The Uganda National Examinations Board is following up on two people suspected of distributing what is said to be national examinations to schools.
Although the information about the said probe is still scanty, several sources indicate that the two might have been distributing PLE papers ahead of the exams scheduled for November 8th and 9th, 2022.
“It’s a significant problem, and the police are reportedly pursuing the suspects. However, if the documents they were selling are accurate, that means that there was a leakage within the organization, which will result in an internal shake-up…The board is serious about combating malpractice,” a source within the examinations body told our reporter.
The UNEB spokesperson Jennifer Kalule confirmed the ongoing probe against the two suspects in regard to what is said to be UNEB papers.

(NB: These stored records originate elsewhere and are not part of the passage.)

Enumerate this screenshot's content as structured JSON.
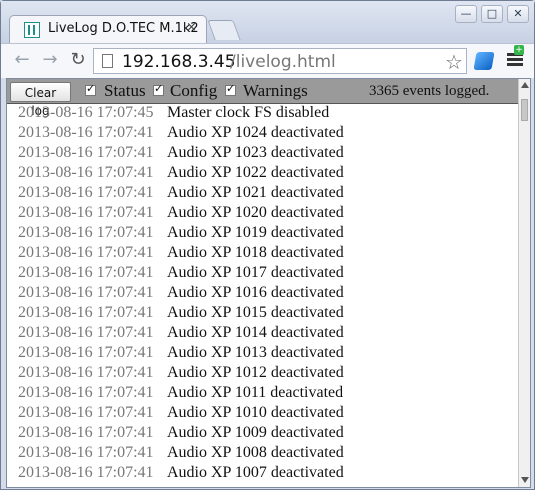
{
  "browser": {
    "tab_title": "LiveLog D.O.TEC M.1k2",
    "tab_close": "×",
    "url_host": "192.168.3.45",
    "url_path": "/livelog.html",
    "star_icon": "star-icon",
    "extension_icon": "extension-icon",
    "menu_icon": "menu-icon",
    "menu_badge": "+"
  },
  "controls": {
    "clear_label": "Clear log",
    "filters": [
      {
        "label": "Status",
        "checked": true
      },
      {
        "label": "Config",
        "checked": true
      },
      {
        "label": "Warnings",
        "checked": true
      }
    ],
    "events_logged": "3365 events logged."
  },
  "log": {
    "rows": [
      {
        "time": "2013-08-16 17:07:45",
        "message": "Master clock FS disabled"
      },
      {
        "time": "2013-08-16 17:07:41",
        "message": "Audio XP 1024 deactivated"
      },
      {
        "time": "2013-08-16 17:07:41",
        "message": "Audio XP 1023 deactivated"
      },
      {
        "time": "2013-08-16 17:07:41",
        "message": "Audio XP 1022 deactivated"
      },
      {
        "time": "2013-08-16 17:07:41",
        "message": "Audio XP 1021 deactivated"
      },
      {
        "time": "2013-08-16 17:07:41",
        "message": "Audio XP 1020 deactivated"
      },
      {
        "time": "2013-08-16 17:07:41",
        "message": "Audio XP 1019 deactivated"
      },
      {
        "time": "2013-08-16 17:07:41",
        "message": "Audio XP 1018 deactivated"
      },
      {
        "time": "2013-08-16 17:07:41",
        "message": "Audio XP 1017 deactivated"
      },
      {
        "time": "2013-08-16 17:07:41",
        "message": "Audio XP 1016 deactivated"
      },
      {
        "time": "2013-08-16 17:07:41",
        "message": "Audio XP 1015 deactivated"
      },
      {
        "time": "2013-08-16 17:07:41",
        "message": "Audio XP 1014 deactivated"
      },
      {
        "time": "2013-08-16 17:07:41",
        "message": "Audio XP 1013 deactivated"
      },
      {
        "time": "2013-08-16 17:07:41",
        "message": "Audio XP 1012 deactivated"
      },
      {
        "time": "2013-08-16 17:07:41",
        "message": "Audio XP 1011 deactivated"
      },
      {
        "time": "2013-08-16 17:07:41",
        "message": "Audio XP 1010 deactivated"
      },
      {
        "time": "2013-08-16 17:07:41",
        "message": "Audio XP 1009 deactivated"
      },
      {
        "time": "2013-08-16 17:07:41",
        "message": "Audio XP 1008 deactivated"
      },
      {
        "time": "2013-08-16 17:07:41",
        "message": "Audio XP 1007 deactivated"
      }
    ]
  }
}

She however declined to divulge details of where the said suspects are and the exact examination materials in their possession.
Kalule however hinted that the suspects could have been sharing these materials using social media platforms. “The forensic professionals are still looking into the chain. Once they have finished, more information will be disclosed.”
Numerous UNEB reports have repeatedly pointed to the high rate of exam malpractice in primary schools. The vice has gradually permeated Uganda’s educational system and is linked to a number of issues including among others, the commercialization of education, fierce and unhealthy competition among schools, and increased pressure on educators to deliver results.
The matter was a subject of contention during a recent meeting between UNEB officials and school inspectors, who traded accusations of orchestrating examination leakages and encouraging malpractices. While the Ministry of Education and the examinations body accused school inspectors of encouraging fraud, the inspectors said that most leakages originate within UNEB.
Until 1991, UNEB was printing examination materials from the United Kingdom. In 1992, the government decided to start printing them locally which saw the leakages quickly becoming the order of the day.
In a recent interview, Dr. Kedrace Turyagyenda, a former UNEB board member, noted that many local printing companies lacked integrity and security. “This was partly solved when UNEB bought its own printing machine. But without enough checks and balances, you never know something might slip through,” Dr. Turyagenda said.
With little information on the alleged leakage, URN asked whether UNEB has contingency plans in case the 2022 PLE papers did indeed leak a week before they are scheduled. In her response, Kalule said that the board has several plans in place, some of which are confidential.
“While we have various measures to address this, we also wish to warn the public to stop distributing or forwarding suspected examination materials online. Whether the information is real or fake, anyone who spreads it risks prosecution, which carries hefty fines and jail time upon conviction,” she said.
Kalule also talked of the possibility of switching off social media in case it is established that there are individuals using it or planning to use it as a tool to facilitate examination malpractice.
“The people under probe were using social media. Our people should be aware that if these communication channels are exploited, UNEB now has the authority to temporarily suspend them. Although that is at the extreme it’s possible,” Kalule added.
Section five of the UNEB Act gives the board powers to request the Uganda Communications Commission to control any electronic communication for a specified duration where it is suspected or proved that examination malpractice is being committed using electronic communication.
In several countries, more notably in the Middle East and North Africa, turning off the internet or social media is becoming a common strategy to combat examination malpractices. Algeria pioneered the move hitting the internet kill-switch every year since 2016.
Aside from disabling the internet, the new UNEB Act also grants the board the authority to cancel an exam when it is established that there has been widespread or national-scale examination malpractice.
Impersonation has been the most widely reported type of exam fraud in the ongoing Uganda Certificate of Education examinations this year. At least two people including a parent and candidate—have been convicted and sentenced respectively for examination malpractice. Ten other people are facing similar charges.